This is where most grant newbies start, but by now you can see that much of the legwork has already been done. The application is still a significant amount of work, but exactly how much depends on the grant program you’re applying for. Most applications have very specific instructions, so make sure to follow them to a T. You don’t want your application thrown out because your pages had incorrect margins (it happens more than you’d think). Of course, this is where hiring a grant writer can really be beneficial. A grant writer with experience in the program will know what works and what doesn’t, and all of the common errors to avoid. However, many grant seekers make the mistake of hiring a grant writer and expecting to avoid any further effort. We wouldn’t recommend this mindset with any outsourced help, and especially not with grant writers. Why? Because even the best grant writer doesn’t know your organization and your work like you do. They may be the expert on the application, but you’re the expert on your work. The best applications come from partnerships between an applicant and a writer, so while you can obviously expect to spend less time than you would doing it yourself, you should still plan on spending time and energy to make your application great.
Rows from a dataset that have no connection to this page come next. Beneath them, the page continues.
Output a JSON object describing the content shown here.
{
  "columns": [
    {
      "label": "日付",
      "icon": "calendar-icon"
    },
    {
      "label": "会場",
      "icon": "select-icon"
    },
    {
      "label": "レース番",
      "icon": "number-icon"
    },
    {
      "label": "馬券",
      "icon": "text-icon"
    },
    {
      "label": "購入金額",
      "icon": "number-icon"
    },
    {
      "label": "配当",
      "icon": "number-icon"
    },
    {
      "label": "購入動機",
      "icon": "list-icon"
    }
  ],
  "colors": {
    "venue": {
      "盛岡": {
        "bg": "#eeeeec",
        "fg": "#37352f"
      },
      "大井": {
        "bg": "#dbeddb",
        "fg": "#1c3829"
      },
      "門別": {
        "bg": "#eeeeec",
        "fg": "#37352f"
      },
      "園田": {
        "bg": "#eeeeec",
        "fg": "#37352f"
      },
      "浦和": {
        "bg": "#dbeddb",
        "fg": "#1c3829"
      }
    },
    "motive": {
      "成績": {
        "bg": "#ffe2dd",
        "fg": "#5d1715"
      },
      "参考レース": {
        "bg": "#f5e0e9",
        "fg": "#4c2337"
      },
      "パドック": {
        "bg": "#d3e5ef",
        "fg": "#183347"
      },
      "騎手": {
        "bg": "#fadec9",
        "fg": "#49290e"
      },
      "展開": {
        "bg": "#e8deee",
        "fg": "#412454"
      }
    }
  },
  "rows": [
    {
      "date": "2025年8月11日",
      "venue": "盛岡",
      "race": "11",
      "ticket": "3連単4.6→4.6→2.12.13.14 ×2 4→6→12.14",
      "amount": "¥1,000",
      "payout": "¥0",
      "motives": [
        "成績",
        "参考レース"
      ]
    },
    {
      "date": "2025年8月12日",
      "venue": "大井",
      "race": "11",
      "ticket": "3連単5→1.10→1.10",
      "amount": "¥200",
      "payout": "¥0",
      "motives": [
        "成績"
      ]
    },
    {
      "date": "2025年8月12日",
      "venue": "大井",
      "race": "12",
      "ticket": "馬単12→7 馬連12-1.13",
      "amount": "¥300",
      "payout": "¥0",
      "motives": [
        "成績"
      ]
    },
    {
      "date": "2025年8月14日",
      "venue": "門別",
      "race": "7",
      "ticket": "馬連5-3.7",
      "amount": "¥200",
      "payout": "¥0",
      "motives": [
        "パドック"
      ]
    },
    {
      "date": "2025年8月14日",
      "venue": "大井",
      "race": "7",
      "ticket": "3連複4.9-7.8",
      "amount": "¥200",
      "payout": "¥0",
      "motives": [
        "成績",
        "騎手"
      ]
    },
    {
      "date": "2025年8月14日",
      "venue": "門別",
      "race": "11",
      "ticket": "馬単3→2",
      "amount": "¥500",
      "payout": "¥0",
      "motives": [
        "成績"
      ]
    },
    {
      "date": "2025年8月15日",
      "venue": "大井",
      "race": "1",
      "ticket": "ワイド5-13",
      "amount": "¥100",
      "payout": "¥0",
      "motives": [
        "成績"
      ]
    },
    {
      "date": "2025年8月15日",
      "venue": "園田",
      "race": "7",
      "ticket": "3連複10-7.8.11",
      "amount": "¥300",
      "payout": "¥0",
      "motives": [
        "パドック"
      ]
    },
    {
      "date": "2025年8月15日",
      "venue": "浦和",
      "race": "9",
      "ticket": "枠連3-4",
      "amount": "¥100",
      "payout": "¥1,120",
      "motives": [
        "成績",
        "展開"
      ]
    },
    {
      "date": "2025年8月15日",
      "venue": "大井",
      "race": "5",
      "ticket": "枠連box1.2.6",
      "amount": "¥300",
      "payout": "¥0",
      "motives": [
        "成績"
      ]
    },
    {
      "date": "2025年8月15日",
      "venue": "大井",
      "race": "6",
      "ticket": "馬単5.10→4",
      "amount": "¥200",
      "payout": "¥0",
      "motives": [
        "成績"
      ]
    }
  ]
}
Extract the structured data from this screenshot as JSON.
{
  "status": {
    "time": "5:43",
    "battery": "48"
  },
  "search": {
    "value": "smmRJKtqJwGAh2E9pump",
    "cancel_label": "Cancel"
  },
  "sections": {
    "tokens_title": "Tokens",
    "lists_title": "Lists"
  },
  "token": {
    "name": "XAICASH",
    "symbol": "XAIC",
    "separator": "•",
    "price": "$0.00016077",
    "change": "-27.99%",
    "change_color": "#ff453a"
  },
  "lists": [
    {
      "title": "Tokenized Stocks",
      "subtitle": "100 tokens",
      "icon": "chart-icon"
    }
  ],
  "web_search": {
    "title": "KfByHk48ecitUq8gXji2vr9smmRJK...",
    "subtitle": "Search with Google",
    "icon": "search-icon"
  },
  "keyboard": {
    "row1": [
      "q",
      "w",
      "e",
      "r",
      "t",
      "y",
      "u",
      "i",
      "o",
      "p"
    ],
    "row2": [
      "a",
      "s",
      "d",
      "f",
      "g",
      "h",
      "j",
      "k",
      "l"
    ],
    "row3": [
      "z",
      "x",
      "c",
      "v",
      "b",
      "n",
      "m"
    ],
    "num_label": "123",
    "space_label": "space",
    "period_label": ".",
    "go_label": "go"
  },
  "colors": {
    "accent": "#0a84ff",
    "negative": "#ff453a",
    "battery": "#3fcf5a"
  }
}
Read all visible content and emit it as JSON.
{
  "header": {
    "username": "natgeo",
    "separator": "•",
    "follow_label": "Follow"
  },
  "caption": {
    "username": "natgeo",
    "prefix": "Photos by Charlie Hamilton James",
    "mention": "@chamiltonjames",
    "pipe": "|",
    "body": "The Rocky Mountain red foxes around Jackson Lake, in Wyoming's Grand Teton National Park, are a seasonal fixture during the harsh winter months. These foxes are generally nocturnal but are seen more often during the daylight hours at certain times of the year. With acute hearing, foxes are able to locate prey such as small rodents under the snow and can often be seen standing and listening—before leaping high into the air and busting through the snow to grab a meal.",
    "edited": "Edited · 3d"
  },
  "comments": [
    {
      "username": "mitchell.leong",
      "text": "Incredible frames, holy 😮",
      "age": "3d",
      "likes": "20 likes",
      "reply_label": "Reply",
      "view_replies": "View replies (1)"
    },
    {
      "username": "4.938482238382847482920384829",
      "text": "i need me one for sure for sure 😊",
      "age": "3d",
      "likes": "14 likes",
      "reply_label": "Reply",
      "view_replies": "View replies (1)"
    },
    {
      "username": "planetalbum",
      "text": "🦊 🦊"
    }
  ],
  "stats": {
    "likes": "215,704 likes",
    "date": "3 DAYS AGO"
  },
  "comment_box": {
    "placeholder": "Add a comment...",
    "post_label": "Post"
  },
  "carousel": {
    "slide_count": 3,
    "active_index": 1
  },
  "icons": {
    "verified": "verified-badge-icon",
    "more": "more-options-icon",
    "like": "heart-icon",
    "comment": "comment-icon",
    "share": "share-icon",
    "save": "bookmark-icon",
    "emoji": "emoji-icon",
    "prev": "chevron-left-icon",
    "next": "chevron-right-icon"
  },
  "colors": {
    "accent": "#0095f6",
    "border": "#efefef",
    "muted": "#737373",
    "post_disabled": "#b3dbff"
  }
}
7. Submit your application
Be sure to keep track of application deadlines, pre-deadlines (yes those are real, depending on the program), and deadline change. Sign up to receive notifications from the funder if they offer it, and bookmark the application webpage in your browser so you can refresh it and see if anything has changed. This is another aspect of grant funding—especially for federal grants—that’s an annoying challenge for applicants, and it’s something OpenGrants is actively working to improve through modern tracking tools and notifications, but it’s best to be overly cautious here to make sure you don’t miss your deadline. Submit your application exactly as it’s requested, and try to get it in early in case the funder’s application website crashes.
8. Manage your grant
The time to award notification—and to actually receiving funding—varies greatly among grant programs. For a federal innovation grant, you can expect to wait between 3 and 6 months to receive funds. However, once you do receive them, you have the incredible advantage of not having given up any equity, and not having to pay anything back. Now it’s time to put those funds to work on the intended impact. You will, however, have to manage your grant. Each program is different, but almost all grants will come with an expectation of budgeting and impact reporting. You’ll need to provide analysis of how you’re using funds, and the outcomes you’re generating. Bringing on grant-specific accountant and tax help can be very useful here. This is another type of expert that can be found in the OpenGrants Marketplace.
Remember, grants are an ideal form of capital for the right organizations. They’re not for everyone, but for those that are a match, it doesn’t get much better. The tradeoff is the up-front effort and headache. Also, the opportunity provided by grants often don’t end with the first funding. Winning a grant can help you advance your work, prove to others that your work is serious and impactful, and even lead to additional grants or larger contracts. Don’t think of a grant as a transaction, think of it as a meaningful step in the bigger journey that is growing your work and organization.
Ready to get started searching for grants for free, or hiring an expert to help? Sign up for OpenGrants here. It only takes a minute or two to get started, and the core OpenGrants search engine will always be free.